High school students recently took advantage of a unique opportunity when the Japan Center hosted guest speakers Chosei Kabira and Jon Kabira. Their visit connected students with the Japan Center’s central mission of Onko-chishin (温故知新)—developing new ideas through learning from the past.
Machiko Naito’s (HS Teacher) Japanese 9 class recently began studying the historical context regarding Japan’s role in World War II, particularly the Pacific War, from the Japanese perspective. Students are exploring questions such as “What happened? Why did it happen? What did the war mean to the individual, community, region, and country?” Eager for her students to connect more directly to this time in history, Machiko coordinated with the Japan Center to bring Chosei Kabira, a survivor of World War II, to ASIJ and speak with the Japanese 9 students. Chosei’s son, Jon Kabira (freelance presenter, narrator, broadcaster and ASIJ alum/parent), helped to facilitate the interview-style session. Coincidentally, the Japanese 9 students were already aware of Jon Kabira, as his skillful interviewing techniques were featured in a Japanese Kokugo textbook.
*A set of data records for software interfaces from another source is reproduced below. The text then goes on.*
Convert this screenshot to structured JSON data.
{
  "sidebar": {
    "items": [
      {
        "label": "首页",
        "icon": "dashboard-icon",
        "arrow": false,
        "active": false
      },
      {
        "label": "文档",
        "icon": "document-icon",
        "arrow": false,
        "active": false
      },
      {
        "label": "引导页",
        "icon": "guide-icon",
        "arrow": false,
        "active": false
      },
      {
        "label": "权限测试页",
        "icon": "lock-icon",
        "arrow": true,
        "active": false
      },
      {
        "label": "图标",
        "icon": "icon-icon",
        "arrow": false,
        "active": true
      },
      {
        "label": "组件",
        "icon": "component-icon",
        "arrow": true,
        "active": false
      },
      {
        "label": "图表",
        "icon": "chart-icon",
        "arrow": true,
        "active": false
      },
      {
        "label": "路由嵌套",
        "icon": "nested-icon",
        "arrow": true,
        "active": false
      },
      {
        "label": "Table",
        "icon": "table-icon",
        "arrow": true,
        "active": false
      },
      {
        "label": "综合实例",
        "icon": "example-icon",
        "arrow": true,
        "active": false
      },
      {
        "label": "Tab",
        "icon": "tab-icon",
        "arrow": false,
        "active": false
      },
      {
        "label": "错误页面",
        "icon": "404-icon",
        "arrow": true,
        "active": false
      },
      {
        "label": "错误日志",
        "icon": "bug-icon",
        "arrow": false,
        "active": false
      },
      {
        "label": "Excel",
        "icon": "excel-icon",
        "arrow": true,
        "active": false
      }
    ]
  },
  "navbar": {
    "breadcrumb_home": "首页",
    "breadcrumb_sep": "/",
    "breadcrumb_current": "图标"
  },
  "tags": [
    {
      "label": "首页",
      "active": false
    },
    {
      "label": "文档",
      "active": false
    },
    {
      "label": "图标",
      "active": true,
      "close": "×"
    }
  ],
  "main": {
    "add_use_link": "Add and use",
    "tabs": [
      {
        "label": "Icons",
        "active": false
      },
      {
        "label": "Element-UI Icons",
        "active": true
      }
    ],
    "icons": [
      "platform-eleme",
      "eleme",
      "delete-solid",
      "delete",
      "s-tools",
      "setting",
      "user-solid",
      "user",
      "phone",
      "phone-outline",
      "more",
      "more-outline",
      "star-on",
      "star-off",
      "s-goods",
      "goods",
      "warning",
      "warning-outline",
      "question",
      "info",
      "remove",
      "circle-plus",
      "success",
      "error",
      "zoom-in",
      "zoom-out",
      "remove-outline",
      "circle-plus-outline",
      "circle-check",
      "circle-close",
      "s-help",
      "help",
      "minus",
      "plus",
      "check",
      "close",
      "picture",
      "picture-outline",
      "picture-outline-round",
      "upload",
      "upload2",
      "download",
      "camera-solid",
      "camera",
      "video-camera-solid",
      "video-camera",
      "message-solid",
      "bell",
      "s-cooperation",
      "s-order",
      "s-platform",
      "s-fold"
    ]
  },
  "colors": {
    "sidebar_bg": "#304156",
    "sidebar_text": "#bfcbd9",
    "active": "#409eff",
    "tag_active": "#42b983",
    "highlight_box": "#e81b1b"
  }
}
An audience of close to 80 people, including Japanese 9 students, Japan Seminar students, faculty and parents, attended the session, during which Chosei shared his incredibly personal and emotional stories.
Students of Japanese 9 reflect on World War II through a visit by special guests Chosei and Jon Kabira:
Chosei has a unique and diverse perspective on World War II. He was born in Okinawa, but spent his early years before and during the war in Taiwan. Like many young boys at the time, Chosei was eager to help his nation by becoming a soldier and helping Japan win. However he was left frustrated as he was too young to join the military. Instead, he offered to become a suicide pilot or kamikaze which meant that he would charge a plane loaded with bombs into allied warships. However, as he tried to offer himself to the local air force base, Chosei was denied, “Japan did not have any more planes to be used for kamikaze.” This was when he realized Japan was going to lose the war. As luck had it, Chosei was “able to survive and not become a victim of a senseless war.”
After the war ended, his family moved back to Okinawa. He then received an ROTC (Reserve Officers’ Training Corps) scholarship to study radio broadcasting at Michigan State University. Chosei earned a bachelor’s degree in 1956 and a master’s degree in communication in 1960. He met his future wife, Wandalee Weaver (Former Faculty ’77-’90) at university.
Sarah Nakanishi (Grade 11) asked, “Did you hate the Americans after the war?” Chosei replied, “Not at all.” Reflecting on the response, Sarah writes, “During the Okinawa War, many innocent civilians were killed in cold blood and we could not fully understand how he could not have had the slightest amount of resentment towards the Americans. These people killed his friends, family and relatives, yet Chosei was still able to find a place in his heart to forgive. Moving past such tragedy and barbarity like war is extremely difficult; in fact many have not been able to do so as they still hold grudges even to this day against other nations that hurt their own country.”
“Chosei explained that we must grow and move on from the hatred of war and to strive to become friends. We must grow from our past and ensure that war will never be able to harm any innocent civilian ever again. There is something always to be gained from the past as we look to the future.”
-Masa Kawasaki (Grade 9)
The Japan Center is hopeful that they will have the opportunity to work with the Kabira family again in the near future, perhaps next time to a larger audience in English. Machiko Naito said that she and the students “would like to express their special gratitude to the Kabira family and Japan Center to provide an excellent learning opportunity. We will carry their wish for peace for the future.” Machiko and the Japan Center would also like to recognize the following students for providing impeccable English translations for their non-Japanese speaking peers during the session: Christopher Sasanuma (Grade 9), Masa Kawasaki (Grade 9) and Tyler Cross (Grade 9).